→ **WHAT YOU ARE ASKED TO DO**
From the entries provided below, copy each line that contains the word "JSON".

→ **EXTRACTED ENTRIES**
******
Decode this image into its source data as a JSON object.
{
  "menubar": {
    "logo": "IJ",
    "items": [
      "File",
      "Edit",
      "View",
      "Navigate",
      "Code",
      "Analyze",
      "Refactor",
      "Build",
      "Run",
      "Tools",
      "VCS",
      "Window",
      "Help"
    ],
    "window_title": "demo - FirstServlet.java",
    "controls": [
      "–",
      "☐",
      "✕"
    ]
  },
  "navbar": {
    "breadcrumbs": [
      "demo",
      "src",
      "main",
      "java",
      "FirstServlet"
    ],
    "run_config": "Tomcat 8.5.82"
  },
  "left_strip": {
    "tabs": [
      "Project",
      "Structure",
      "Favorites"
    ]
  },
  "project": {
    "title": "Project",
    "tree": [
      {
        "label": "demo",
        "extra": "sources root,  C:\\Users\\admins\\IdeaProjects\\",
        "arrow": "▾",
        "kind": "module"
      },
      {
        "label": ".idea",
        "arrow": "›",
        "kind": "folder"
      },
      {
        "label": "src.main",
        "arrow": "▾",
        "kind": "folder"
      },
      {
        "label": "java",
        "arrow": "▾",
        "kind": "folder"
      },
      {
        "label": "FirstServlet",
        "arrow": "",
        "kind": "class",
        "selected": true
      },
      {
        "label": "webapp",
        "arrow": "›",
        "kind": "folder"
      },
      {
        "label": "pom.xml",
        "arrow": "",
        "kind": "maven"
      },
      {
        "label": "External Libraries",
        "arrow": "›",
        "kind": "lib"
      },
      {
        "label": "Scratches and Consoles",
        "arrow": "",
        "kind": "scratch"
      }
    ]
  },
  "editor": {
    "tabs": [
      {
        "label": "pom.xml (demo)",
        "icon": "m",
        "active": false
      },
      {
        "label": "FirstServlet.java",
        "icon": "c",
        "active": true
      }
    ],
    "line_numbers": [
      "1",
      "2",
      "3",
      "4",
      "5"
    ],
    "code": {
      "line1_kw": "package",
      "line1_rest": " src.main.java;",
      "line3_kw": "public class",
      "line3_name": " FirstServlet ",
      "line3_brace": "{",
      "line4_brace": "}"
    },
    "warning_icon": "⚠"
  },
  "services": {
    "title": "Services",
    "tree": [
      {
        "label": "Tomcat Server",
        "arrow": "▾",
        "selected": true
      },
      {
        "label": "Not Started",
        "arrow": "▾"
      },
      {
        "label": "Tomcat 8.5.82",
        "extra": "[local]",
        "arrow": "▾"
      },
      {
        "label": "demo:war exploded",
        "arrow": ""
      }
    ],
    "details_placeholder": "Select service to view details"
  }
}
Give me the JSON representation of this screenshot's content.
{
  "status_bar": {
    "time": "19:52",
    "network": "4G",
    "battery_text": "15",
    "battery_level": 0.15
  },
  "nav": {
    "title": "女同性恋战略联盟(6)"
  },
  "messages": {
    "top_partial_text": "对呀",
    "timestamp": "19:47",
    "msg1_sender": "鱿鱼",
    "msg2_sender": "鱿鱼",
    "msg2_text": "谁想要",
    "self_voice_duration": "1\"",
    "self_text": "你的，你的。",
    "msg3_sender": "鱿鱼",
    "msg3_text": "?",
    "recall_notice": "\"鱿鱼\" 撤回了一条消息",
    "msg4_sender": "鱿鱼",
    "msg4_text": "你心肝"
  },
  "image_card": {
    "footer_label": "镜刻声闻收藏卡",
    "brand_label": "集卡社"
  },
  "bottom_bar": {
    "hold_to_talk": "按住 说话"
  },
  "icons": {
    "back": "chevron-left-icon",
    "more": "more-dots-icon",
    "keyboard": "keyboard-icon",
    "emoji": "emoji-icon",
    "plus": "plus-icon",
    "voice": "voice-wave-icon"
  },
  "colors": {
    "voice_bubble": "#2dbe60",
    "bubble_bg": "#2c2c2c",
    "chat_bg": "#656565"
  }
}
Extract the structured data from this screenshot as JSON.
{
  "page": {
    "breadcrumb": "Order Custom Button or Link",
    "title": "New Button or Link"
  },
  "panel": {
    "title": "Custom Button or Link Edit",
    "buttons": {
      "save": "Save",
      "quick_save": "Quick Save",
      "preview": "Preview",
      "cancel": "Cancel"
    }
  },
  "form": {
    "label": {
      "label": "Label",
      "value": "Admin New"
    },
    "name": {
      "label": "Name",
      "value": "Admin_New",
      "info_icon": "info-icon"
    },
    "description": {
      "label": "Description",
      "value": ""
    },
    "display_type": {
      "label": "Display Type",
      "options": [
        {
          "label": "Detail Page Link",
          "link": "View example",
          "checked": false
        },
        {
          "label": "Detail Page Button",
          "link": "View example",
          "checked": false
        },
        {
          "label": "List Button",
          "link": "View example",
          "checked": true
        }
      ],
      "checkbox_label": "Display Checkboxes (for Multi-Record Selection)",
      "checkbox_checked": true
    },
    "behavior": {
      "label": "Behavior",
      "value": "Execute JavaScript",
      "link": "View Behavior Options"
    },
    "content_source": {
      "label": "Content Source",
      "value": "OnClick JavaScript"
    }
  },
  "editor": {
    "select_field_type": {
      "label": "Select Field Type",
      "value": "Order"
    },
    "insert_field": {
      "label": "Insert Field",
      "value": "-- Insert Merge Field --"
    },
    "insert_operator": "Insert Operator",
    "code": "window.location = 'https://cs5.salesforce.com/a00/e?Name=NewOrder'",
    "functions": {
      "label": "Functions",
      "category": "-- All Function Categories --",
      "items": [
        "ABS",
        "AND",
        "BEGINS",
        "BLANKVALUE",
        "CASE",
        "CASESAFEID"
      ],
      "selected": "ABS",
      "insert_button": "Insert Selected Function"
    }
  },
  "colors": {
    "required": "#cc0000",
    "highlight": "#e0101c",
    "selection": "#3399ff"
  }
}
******
→ **EXPECTED OUTPUT**
Decode this image into its source data as a JSON object.
Give me the JSON representation of this screenshot's content.
Extract the structured data from this screenshot as JSON.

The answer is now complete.